EXERCISE DESCRIPTION: Using the data below, report how many lines hold the word "kind". Include nothing else in the reply.

DATASET EXCERPTS:
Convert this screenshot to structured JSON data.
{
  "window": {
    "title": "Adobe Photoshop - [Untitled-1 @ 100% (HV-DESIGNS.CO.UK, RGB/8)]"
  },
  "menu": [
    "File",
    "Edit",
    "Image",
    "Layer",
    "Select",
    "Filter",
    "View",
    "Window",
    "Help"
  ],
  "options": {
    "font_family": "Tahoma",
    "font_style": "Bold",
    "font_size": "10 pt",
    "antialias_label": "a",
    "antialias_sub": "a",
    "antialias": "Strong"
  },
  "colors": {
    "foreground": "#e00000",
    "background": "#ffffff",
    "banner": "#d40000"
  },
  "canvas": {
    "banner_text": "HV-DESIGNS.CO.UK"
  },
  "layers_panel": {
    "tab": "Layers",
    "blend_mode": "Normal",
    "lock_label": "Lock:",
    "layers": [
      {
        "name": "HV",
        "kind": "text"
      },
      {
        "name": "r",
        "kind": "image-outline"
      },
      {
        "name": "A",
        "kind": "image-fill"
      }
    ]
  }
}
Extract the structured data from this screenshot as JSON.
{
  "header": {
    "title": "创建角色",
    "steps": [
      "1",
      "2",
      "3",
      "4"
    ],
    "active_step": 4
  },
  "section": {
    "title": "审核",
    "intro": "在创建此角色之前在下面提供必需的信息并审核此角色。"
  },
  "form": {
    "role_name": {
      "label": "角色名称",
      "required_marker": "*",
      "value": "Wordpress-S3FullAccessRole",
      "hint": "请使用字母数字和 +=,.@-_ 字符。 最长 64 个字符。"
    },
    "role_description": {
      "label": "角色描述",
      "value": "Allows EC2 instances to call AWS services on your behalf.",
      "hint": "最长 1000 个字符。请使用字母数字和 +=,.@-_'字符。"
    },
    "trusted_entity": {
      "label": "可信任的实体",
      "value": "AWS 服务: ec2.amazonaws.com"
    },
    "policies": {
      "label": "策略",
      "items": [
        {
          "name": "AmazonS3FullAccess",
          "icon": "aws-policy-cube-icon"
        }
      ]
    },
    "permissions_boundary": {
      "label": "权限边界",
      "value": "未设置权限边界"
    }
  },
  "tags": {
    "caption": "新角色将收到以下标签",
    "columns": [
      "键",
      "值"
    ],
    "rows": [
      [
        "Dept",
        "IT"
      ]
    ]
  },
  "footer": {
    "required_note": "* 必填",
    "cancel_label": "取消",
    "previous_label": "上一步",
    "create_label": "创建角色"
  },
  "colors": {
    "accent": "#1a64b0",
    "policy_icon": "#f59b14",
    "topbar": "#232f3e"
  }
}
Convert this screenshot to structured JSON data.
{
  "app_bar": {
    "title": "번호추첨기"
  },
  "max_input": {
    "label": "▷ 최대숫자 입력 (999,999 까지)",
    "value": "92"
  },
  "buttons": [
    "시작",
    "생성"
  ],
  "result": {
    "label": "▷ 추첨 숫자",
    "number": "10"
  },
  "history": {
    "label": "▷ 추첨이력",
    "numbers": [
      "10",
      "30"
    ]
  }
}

ANSWER BELOW: 3